Jean Lambert explained that it is assumed there about 100,000 EU nationals living in London who are over 60 years of age. They have come at different times and for different purposes, some as a result of WWII, refugees fleeing persecution, Jews from various parts of Europe, to join families, for work and so on. Under EU directives, discrimination is forbidden. Information is available in twenty-three languages on the EU website to help people attain their rights. Whilst discrepancies exist between different health and welfare systems across all member states, problems for non-EU nationals living within the EU are even greater.
In respect of workforce mobility issues and the UK, Jean Lambert expressed concern about attitudes in the UK in respect of transitional arrangements relating to people coming into the country from Bulgaria and other parts of Eastern Europe. Previously, even when apparently welcoming people from Poland, a whole host of problems had arisen: lack of support, language problems and people not understanding their rights and entitlements and often those on the administering side likewise. People when they arrive know they have rights but not what these are. Nothing has since changed.
This is the Year of European Citizenship and to mark the occasion one million Euro has been set aside to put on a number of events.

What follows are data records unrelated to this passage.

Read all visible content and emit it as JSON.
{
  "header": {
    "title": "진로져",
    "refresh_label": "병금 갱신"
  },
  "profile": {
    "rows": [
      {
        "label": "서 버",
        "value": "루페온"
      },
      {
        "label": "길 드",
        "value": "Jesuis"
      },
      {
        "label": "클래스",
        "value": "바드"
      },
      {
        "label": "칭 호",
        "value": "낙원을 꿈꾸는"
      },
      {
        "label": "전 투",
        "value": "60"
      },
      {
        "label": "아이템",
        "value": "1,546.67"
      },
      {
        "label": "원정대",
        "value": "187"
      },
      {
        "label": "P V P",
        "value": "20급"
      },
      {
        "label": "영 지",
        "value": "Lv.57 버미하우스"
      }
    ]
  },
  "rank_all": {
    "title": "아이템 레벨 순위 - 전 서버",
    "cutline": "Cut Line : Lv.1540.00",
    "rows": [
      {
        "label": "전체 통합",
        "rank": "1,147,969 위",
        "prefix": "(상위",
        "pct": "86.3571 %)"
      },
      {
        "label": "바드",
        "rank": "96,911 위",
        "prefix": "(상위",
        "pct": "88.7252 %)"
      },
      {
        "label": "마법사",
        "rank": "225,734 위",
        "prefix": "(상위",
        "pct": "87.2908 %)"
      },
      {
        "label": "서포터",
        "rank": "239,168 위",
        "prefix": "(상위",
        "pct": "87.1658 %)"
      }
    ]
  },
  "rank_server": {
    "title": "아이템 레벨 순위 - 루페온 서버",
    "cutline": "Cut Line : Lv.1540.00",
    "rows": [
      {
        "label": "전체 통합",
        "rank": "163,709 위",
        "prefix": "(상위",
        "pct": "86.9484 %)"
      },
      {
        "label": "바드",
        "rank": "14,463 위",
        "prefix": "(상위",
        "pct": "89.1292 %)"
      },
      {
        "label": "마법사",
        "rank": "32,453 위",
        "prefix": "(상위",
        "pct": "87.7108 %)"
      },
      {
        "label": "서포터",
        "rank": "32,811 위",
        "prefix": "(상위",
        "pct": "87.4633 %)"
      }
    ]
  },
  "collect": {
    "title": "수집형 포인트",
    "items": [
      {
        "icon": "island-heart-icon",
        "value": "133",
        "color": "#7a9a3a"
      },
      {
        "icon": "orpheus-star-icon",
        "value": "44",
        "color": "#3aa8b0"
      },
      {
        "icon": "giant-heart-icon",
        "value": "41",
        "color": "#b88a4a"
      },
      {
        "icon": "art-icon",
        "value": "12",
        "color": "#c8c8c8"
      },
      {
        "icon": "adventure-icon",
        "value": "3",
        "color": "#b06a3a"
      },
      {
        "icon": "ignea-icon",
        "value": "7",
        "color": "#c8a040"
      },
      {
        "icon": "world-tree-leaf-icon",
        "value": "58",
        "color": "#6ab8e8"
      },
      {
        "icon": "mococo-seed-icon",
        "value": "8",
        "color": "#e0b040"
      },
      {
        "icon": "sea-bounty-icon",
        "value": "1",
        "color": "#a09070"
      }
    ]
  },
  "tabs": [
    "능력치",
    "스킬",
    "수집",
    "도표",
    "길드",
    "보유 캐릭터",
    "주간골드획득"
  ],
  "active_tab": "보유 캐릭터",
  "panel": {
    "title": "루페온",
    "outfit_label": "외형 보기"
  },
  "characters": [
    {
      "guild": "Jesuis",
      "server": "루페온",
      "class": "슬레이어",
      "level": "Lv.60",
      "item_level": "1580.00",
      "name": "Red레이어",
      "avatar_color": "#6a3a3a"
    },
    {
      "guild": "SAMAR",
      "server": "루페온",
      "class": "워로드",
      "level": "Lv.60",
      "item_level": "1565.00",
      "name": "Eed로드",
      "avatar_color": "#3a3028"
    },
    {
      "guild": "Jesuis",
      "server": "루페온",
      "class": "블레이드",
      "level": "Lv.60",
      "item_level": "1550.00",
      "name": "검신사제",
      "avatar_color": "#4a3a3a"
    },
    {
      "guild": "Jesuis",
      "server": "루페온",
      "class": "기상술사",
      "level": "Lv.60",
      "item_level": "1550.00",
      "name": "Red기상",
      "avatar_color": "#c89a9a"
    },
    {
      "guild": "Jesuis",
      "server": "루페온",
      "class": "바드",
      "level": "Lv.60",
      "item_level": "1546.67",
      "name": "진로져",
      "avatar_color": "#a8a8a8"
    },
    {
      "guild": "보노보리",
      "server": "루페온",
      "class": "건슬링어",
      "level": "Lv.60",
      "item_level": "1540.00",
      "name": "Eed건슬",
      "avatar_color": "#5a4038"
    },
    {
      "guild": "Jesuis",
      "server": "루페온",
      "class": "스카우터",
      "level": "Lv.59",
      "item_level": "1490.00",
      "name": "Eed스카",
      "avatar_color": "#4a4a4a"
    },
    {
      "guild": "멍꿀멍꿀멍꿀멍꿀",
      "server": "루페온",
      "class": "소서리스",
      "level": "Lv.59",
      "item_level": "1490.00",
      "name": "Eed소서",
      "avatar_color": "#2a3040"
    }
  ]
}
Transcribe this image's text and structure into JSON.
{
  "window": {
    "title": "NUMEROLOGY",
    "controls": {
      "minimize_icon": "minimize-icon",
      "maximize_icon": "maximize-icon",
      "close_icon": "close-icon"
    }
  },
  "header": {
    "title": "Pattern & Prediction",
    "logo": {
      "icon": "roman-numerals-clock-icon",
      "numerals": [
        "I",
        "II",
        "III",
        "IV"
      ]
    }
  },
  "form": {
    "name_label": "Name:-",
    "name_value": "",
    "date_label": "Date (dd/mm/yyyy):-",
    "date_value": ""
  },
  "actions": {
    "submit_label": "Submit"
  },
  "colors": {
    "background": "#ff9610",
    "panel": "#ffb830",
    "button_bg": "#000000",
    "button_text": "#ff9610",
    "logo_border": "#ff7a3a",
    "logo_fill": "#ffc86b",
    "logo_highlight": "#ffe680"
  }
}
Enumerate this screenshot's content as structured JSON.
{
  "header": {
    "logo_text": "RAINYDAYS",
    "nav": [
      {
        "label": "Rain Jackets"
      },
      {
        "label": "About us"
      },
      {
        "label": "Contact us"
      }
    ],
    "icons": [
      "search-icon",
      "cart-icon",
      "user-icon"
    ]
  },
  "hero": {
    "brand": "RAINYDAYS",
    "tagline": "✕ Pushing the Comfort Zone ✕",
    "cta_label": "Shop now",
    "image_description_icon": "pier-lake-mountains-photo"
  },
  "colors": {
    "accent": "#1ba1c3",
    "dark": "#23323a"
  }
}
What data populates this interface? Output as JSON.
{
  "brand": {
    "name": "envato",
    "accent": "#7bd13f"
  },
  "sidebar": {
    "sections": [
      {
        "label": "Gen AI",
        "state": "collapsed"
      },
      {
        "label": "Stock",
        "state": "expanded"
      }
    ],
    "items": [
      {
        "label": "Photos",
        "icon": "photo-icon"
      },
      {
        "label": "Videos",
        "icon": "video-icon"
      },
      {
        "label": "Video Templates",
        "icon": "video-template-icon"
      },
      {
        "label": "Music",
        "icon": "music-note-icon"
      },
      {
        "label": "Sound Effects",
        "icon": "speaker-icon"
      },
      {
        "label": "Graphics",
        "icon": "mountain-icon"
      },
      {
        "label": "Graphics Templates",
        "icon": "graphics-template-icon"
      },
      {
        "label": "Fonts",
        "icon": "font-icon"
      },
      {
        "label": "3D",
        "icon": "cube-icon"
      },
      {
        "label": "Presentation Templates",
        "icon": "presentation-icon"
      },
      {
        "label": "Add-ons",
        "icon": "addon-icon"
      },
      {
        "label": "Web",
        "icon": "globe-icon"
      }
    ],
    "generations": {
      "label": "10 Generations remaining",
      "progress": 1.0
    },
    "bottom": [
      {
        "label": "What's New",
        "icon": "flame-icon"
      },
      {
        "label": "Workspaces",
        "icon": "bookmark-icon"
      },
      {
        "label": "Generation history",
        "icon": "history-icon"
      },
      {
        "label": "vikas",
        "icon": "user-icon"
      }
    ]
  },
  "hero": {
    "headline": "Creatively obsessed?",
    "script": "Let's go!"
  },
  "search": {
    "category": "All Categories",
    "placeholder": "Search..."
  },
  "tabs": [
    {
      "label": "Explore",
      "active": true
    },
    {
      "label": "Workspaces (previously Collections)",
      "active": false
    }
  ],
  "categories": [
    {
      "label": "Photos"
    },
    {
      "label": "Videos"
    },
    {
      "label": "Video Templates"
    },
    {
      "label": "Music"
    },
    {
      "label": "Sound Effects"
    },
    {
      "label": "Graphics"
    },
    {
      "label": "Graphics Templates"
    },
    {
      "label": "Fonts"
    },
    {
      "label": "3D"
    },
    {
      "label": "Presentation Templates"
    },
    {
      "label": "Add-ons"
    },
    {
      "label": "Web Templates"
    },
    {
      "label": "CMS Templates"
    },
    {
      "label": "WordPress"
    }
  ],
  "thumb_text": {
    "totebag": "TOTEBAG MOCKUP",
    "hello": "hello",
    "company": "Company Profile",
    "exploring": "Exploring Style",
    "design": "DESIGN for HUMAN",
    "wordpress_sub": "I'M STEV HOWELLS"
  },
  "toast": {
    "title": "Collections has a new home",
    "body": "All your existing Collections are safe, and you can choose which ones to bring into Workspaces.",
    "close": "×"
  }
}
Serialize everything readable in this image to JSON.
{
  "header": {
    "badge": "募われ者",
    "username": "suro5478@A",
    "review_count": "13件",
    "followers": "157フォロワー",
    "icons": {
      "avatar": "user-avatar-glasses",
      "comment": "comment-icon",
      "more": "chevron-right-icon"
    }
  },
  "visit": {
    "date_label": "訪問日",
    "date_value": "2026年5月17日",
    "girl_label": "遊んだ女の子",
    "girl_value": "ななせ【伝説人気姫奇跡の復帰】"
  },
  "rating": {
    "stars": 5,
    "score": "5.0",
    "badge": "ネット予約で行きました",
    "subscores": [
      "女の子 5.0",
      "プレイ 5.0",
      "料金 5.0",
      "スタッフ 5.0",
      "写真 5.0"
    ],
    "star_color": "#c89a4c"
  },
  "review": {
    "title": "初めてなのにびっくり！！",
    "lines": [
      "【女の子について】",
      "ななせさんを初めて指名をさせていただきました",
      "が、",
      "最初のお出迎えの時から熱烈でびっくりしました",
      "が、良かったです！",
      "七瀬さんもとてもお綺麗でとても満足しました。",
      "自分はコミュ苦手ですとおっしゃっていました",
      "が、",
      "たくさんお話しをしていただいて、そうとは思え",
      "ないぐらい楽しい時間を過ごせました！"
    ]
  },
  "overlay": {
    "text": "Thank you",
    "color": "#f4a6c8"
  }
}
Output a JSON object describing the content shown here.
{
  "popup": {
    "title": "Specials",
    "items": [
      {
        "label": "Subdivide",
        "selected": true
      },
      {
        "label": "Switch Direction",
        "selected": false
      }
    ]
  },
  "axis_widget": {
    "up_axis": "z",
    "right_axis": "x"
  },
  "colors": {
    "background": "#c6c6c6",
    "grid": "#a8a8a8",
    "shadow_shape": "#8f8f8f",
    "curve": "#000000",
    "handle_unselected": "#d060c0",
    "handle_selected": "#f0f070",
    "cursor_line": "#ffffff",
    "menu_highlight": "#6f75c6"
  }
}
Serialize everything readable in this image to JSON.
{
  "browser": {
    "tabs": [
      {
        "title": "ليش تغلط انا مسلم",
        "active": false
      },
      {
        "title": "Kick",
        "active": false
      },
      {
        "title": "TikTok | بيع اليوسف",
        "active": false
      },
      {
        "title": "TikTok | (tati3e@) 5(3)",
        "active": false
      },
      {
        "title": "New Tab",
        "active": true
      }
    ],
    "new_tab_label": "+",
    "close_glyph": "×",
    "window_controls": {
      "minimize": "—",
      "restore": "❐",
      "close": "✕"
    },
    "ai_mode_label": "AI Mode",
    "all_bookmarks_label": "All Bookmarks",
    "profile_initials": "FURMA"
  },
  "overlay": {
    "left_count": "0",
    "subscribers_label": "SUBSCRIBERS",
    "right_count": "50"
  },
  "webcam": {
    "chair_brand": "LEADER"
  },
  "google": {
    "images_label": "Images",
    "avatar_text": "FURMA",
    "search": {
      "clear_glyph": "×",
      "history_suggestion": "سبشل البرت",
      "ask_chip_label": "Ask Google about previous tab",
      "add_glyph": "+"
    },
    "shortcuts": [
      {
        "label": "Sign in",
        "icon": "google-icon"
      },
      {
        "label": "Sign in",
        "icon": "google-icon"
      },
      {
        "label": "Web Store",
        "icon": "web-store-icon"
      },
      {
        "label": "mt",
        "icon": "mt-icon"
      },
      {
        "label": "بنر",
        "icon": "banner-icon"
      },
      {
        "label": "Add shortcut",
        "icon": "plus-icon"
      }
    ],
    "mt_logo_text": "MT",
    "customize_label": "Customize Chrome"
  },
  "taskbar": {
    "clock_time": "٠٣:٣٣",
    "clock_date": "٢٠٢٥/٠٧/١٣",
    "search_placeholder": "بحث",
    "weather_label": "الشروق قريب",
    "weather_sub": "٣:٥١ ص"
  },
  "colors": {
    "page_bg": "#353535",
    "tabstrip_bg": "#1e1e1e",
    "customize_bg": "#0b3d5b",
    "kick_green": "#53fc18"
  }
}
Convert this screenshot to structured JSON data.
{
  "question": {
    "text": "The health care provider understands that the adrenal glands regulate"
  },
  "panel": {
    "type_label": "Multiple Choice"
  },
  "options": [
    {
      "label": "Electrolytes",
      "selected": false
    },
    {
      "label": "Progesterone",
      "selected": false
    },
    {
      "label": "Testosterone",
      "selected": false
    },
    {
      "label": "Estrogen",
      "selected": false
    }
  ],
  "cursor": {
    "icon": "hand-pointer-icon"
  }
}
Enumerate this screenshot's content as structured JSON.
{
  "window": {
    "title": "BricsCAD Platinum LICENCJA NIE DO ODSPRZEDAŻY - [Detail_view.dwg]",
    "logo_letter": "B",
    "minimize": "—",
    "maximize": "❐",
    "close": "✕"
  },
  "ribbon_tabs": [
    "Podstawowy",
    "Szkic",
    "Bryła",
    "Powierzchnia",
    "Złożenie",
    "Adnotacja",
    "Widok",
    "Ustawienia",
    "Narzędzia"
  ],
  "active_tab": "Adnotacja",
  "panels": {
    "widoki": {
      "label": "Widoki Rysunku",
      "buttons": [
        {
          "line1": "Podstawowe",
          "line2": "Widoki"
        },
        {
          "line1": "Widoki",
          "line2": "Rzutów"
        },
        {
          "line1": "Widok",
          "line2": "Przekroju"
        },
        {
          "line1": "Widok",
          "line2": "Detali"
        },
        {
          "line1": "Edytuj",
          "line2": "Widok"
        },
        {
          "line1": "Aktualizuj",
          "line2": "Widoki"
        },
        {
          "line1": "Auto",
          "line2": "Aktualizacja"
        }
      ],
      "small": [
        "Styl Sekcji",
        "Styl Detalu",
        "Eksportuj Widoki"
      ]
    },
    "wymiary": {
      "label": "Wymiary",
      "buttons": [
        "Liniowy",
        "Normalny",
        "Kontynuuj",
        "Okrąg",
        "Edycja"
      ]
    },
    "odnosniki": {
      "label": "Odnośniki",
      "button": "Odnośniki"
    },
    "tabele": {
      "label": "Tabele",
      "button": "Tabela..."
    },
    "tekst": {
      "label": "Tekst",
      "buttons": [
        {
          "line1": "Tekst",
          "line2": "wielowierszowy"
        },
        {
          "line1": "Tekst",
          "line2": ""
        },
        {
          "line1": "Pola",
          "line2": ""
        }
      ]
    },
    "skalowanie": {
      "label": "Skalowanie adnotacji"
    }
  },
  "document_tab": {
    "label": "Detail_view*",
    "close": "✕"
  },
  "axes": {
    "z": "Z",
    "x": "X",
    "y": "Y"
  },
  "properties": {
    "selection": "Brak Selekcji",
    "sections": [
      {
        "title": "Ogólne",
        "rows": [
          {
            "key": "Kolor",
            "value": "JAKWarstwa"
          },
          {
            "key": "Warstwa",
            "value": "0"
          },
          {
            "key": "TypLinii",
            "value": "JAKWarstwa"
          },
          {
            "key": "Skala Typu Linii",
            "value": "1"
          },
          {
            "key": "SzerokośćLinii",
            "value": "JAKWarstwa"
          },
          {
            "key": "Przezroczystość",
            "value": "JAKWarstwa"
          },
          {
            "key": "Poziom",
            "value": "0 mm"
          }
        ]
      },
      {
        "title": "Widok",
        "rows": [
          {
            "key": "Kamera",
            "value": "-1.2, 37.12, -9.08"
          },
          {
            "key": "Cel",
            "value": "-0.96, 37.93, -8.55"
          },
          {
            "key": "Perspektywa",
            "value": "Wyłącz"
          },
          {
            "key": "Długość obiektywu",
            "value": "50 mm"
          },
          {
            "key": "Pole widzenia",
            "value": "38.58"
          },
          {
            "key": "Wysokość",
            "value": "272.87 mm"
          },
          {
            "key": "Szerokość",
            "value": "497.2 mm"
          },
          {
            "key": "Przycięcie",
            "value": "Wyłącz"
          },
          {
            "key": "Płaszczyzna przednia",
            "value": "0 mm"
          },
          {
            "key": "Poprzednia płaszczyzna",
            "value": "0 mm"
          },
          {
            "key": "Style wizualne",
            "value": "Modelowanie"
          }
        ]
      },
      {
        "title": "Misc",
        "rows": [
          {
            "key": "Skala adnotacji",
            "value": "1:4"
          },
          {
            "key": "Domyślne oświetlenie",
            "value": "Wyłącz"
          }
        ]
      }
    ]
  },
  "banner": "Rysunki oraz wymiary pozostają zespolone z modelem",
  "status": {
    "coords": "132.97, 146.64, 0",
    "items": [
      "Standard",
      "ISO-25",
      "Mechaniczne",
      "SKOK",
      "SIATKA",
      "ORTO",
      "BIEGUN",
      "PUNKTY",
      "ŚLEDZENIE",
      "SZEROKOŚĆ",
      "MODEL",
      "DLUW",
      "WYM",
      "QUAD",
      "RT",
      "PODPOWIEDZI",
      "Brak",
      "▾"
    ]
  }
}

As part of the Year, the European Parliament has commissioned and will report on discrepancies between the different systems, including those between Europe and the UK. In addition, funding from the Citizen Rights to Equality Programme (under the former European Year of Active Ageing) is expected to report on the needs of people needing dementia care.
What are the key lessons?
- More research on the needs of older people from these minority groups could be helpful;
- People need to be able to access information about their rights in their own language;
- People need a single point of expert help and someone to assist them through the process.
Conclusions and closing comments
Professor Manthorpe highlighted the importance of ensuring that the histories of people from ‘White Other’ population groups were not forgotten, given their relevance to appropriate health and social care provision. The day had demonstrated that people have very different trajectories and these need to be acknowledged. In particular, the question remains how can social workers respond under their current work pressures at a time of dwindling resources? Attention to a person’s story may help at least to get things right first time by making sure that services are both accessible and acceptable.
Joan Rapaport is Visiting Research Fellow at the Social Care Workforce Research Unit, King’s College London. The Invisible Communities conference was organised by Jess Harris. Twitter hashtag for the conference is #olderpeople5